"When a person takes life, then with the taking of life as a requisite condition, he produces fear & animosity in the here & now, produces fear & animosity in future lives, experiences mental concomitants of pain & despair; but when he refrains from taking life, he neither produces fear & animosity in the here & now nor does he produce fear & animosity in future lives, nor does he experience mental concomitants of pain & despair: for one who refrains from taking life, that fear & animosity is thus stilled.

"When a person steals... engages in illicit sex... tells lies...

"When a person drinks distilled & fermented drinks that cause heedlessness, then with the drinking of distilled & fermented drinks that cause heedlessness as a requisite condition, he produces fear & animosity in the here & now, produces fear & animosity in future lives, experiences mental concomitants of pain & despair; but when he refrains from drinking distilled & fermented drinks that cause heedlessness, he neither produces fear & animosity in the here & now nor does he produce fear & animosity in future lives, nor does he experience mental concomitants of pain & despair: for one who refrains from drinking distilled & fermented drinks that cause heedlessness, that fear & animosity is thus stilled.

"These are the five forms of fear & animosity that are stilled.

AN 5.57 (below) teaches that a lay person or even a monk or nun should take responsibility for their actions, and this will diminish their misconduct. This is related to the five precepts too.

“And for the sake of what benefit should a woman or a man, a householder or one gone forth, often reflect thus: ‘I am the owner of my kamma, the heir of my kamma; I have kamma as my origin, kamma as my relative, kamma as my resort; I will be the heir of whatever kamma, good or bad, that I do’? People engage in misconduct by body, speech, and mind. But when one often reflects upon this theme, such misconduct is either completely abandoned or diminished. It is for the sake of this benefit that a woman or a man, a householder or one gone forth, should often reflect thus: ‘I am the owner of my kamma, the heir of my kamma; I have kamma as my origin, kamma as my relative, kamma as my resort; I will be the heir of whatever kamma, good or bad, that I do.’

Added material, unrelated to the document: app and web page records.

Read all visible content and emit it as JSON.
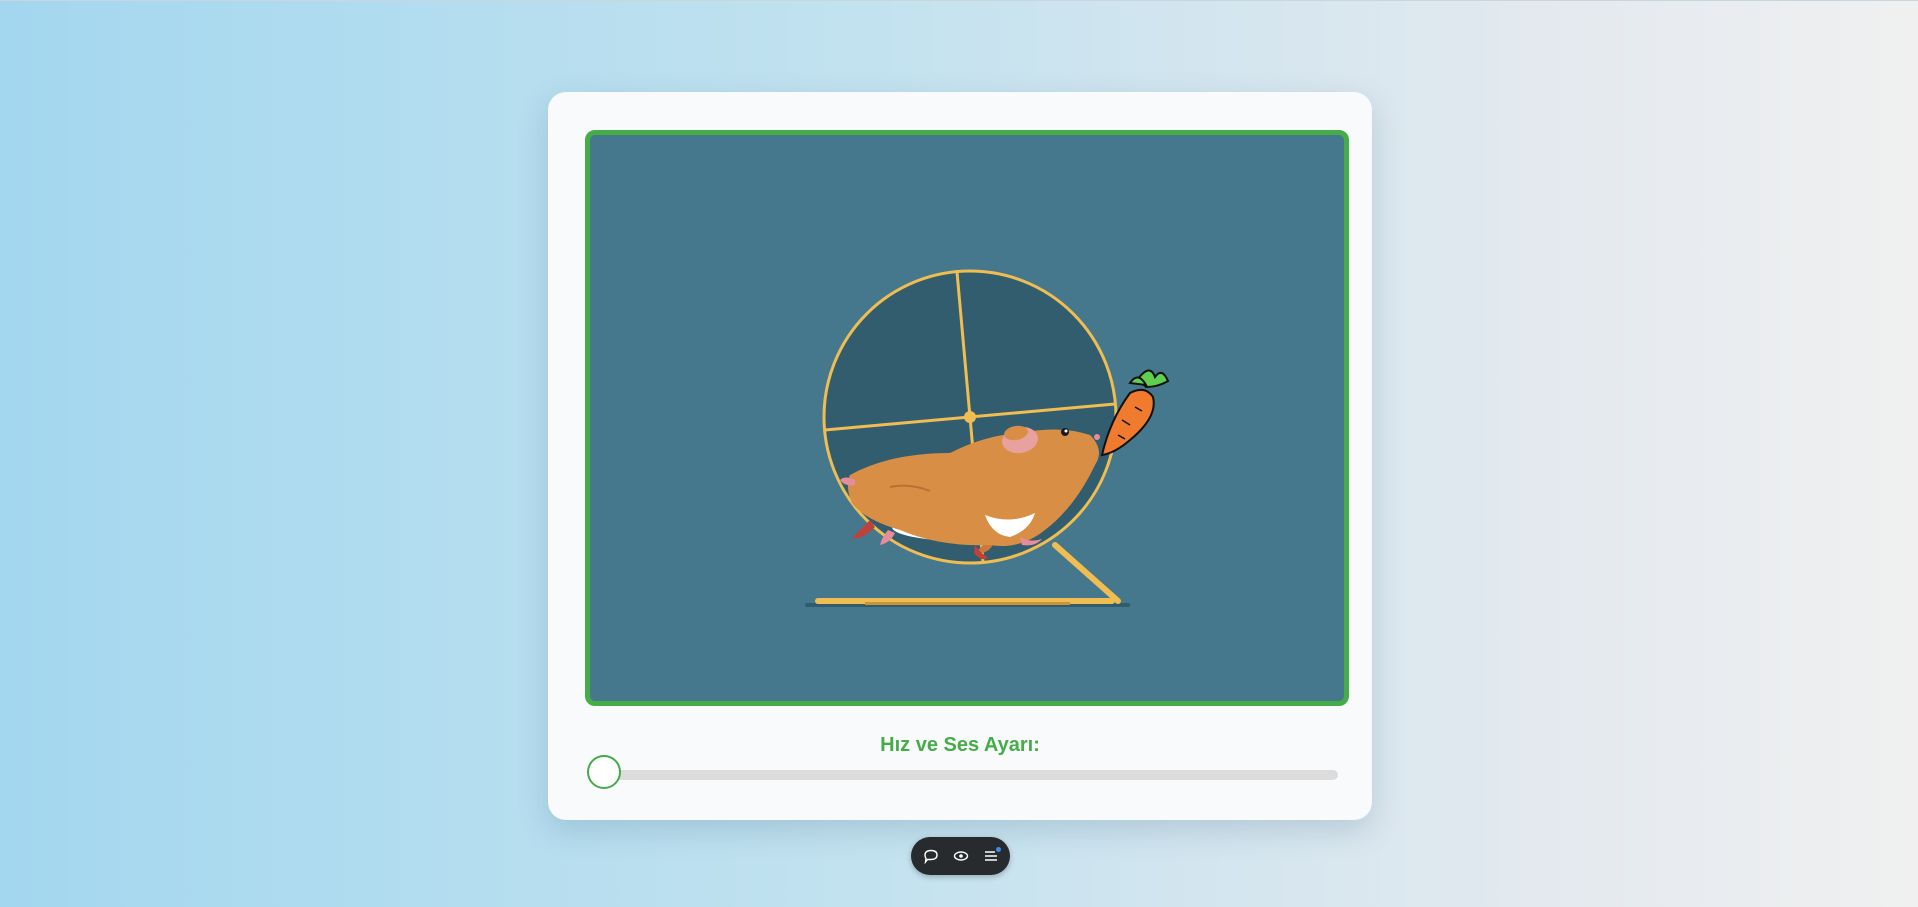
{
  "control": {
    "label": "Hız ve Ses Ayarı:",
    "speed_value_percent": 0
  },
  "colors": {
    "accent": "#45ac48",
    "stage_background": "#45788c",
    "wheel": "#efbd52",
    "hamster": "#d98e45",
    "carrot": "#f07b2e",
    "carrot_leaves": "#5fcf4e"
  },
  "scene": {
    "items": [
      "hamster-wheel",
      "hamster",
      "carrot",
      "wheel-stand"
    ]
  },
  "dock": {
    "icons": [
      "chat-bubble-icon",
      "eye-icon",
      "menu-icon"
    ]
  }
}
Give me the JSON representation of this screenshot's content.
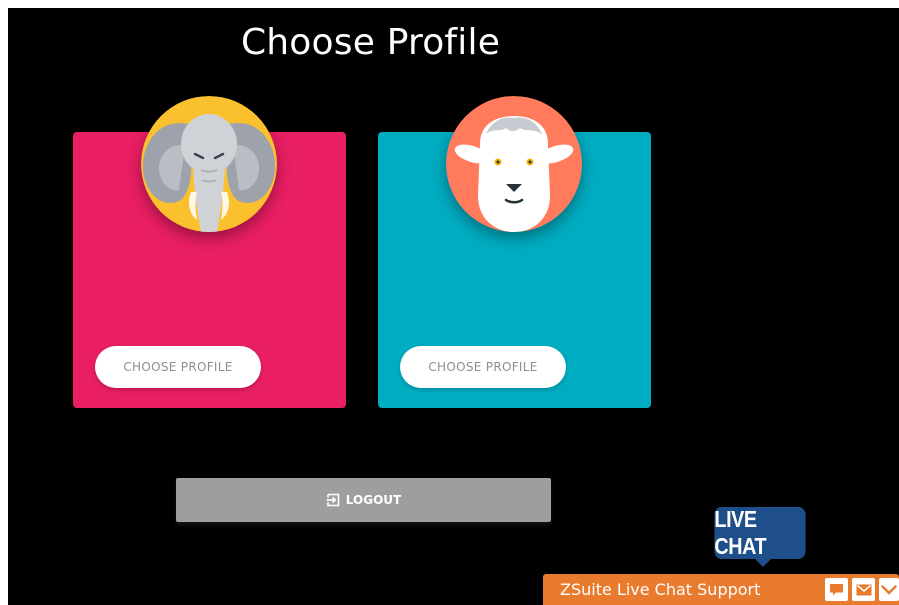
{
  "page": {
    "title": "Choose Profile"
  },
  "profiles": [
    {
      "avatar_icon": "elephant-icon",
      "color": "#e91e63",
      "button_label": "CHOOSE PROFILE"
    },
    {
      "avatar_icon": "sheep-icon",
      "color": "#00acc1",
      "button_label": "CHOOSE PROFILE"
    }
  ],
  "logout": {
    "label": "LOGOUT",
    "icon": "logout-icon"
  },
  "live_chat": {
    "badge_text": "LIVE CHAT",
    "bar_title": "ZSuite Live Chat Support",
    "controls": [
      "chat-bubble-icon",
      "mail-icon",
      "chevron-down-icon"
    ],
    "accent": "#e87b2d",
    "badge_color": "#1e4f8a"
  }
}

15
  • nice answer if slightly at a tangent. sorry can't upvote
    – anon
    Feb 24 at 15:08
  • @anon It's basically for laypersons to reduce suffering, even if not to eliminate suffering altogether.
    – ruben2020
    Feb 24 at 15:16
  • yeah. i meant specifically the difference between liberal and conservative interpretations of the precepts
    – anon
    Feb 24 at 15:19
  • @anon You have misunderstood. The five, eight and ten precepts are very clearly defined by the Buddha. There is no room for liberal and conservative interpretation. The five precepts for laypersons, for example, never requires celibacy. Celibacy is only for monks.
    – ruben2020
    Feb 24 at 15:30
  • can you include a quote that shows that "celibacy is only for monks" and that there is no room for interpretation in the precepts?
    – anon
    Feb 24 at 15:46

Your Answer

By clicking “Post Your Answer”, you agree to our terms of service, privacy policy and cookie policy

Not the answer you're looking for? Browse other questions tagged or ask your own question.